Sunday, April 03, 2011
National Honor Society – Part 2
While most of the school clubs and sports were open to anyone who wanted to join, NHS was different—you had to be invited to be a member. Varsity sports teams were exclusive in that they had only a certain number of positions available and if more kids wanted to play than there were spots and equipment to accommodate them, then the coaches would pick those they thought the most capable and cut the rest. Straight forward enough.
NHS, by virtue of its exclusivity, was probably the most desirable of all the school clubs. The basic requirement was a 3.5 GPA, but even then, during the years we attended, grades alone were not enough…you still had to be invited to join by a faculty vote. Beyond that, I don’t have any knowledge of just how selection process worked; but I do know that the report card shown at right was not good enough for selection in 1961…causing some degree of irritation to its owner.
The third year, 1963, there was no induction ceremony. Rumor had it that Principal Roy C. Johnson had received substantial criticism from parents of young people who had the grades (a 3.5 GPA) but had been passed over for induction in May 1962; and Roy had caved in to the parent pressure. The 1962 & 1963 NHS invitation letters shown below provide evidence of a rift, most likely between Mr. Johnson and the faculty led by Mrs. Dorothy Conway, the well-regarded sponsor of NHS at EHHS since its inception.
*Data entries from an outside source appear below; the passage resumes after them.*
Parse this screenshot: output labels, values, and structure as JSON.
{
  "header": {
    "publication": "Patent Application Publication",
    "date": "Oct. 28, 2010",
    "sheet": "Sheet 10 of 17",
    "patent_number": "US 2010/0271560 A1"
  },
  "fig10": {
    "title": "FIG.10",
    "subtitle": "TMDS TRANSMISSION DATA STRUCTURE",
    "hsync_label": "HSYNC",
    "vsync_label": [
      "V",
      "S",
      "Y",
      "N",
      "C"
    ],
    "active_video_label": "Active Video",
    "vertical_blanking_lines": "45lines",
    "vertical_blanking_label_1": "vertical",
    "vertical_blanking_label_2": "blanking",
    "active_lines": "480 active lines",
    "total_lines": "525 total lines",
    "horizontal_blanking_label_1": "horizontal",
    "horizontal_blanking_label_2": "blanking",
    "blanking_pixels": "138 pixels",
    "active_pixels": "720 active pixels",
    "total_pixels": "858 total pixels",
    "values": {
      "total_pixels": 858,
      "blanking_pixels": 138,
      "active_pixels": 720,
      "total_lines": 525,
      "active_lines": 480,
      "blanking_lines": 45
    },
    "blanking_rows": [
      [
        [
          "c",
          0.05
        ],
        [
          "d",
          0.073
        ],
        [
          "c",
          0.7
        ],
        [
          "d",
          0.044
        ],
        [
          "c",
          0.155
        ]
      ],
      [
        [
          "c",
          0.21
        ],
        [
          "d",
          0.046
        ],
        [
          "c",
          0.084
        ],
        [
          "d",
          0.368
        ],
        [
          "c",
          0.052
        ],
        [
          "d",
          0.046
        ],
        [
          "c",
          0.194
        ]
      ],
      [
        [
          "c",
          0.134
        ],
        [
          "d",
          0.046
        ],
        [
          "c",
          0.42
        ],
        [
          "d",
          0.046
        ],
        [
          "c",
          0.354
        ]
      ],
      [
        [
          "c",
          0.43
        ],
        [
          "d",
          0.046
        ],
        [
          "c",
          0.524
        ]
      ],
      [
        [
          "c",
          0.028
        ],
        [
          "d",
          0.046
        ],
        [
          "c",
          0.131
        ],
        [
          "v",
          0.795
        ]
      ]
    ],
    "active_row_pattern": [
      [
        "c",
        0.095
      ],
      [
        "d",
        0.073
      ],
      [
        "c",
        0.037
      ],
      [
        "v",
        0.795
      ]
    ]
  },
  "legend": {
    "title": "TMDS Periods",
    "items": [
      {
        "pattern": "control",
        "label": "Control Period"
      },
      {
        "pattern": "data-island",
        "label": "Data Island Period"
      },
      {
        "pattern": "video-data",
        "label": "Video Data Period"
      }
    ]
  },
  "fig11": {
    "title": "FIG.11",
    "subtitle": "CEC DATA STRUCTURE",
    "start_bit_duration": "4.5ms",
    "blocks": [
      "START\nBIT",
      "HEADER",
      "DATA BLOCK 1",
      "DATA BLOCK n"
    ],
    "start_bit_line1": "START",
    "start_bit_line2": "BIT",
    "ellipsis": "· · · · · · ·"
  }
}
I think Mrs. Conway may have had the last word in this matter. Almost certainly, she was the author of the letters shown above. Note the very significant word deletions and changes between the 1962 and 1963 letters. Note also that the letter was held until 8-days before our graduation ceremony leaving no time for student protest.
The result was that a lot of new 1963/64 inductees were invited via an impersonal “Dear Student” form letter where in previous years, the form letter was at least somewhat personalized.
Before a haphazard school assembly new inductees were unceremoniously called to the stage, handed a pin, and made members of NHS, where in the years before 1963, the NHS induction ceremony was a very formal, scripted affair.
I never saw a list of the 1963/64 Highlander NHS inductees, so I have no idea how many there were, but from what I vaguely recall from the assembly, there were a lot of them.
However, 1964 Highlanders were the first generally recognized “baby boomer” class, so maybe in a sense this sad event was one precursor of the coming changes in public education.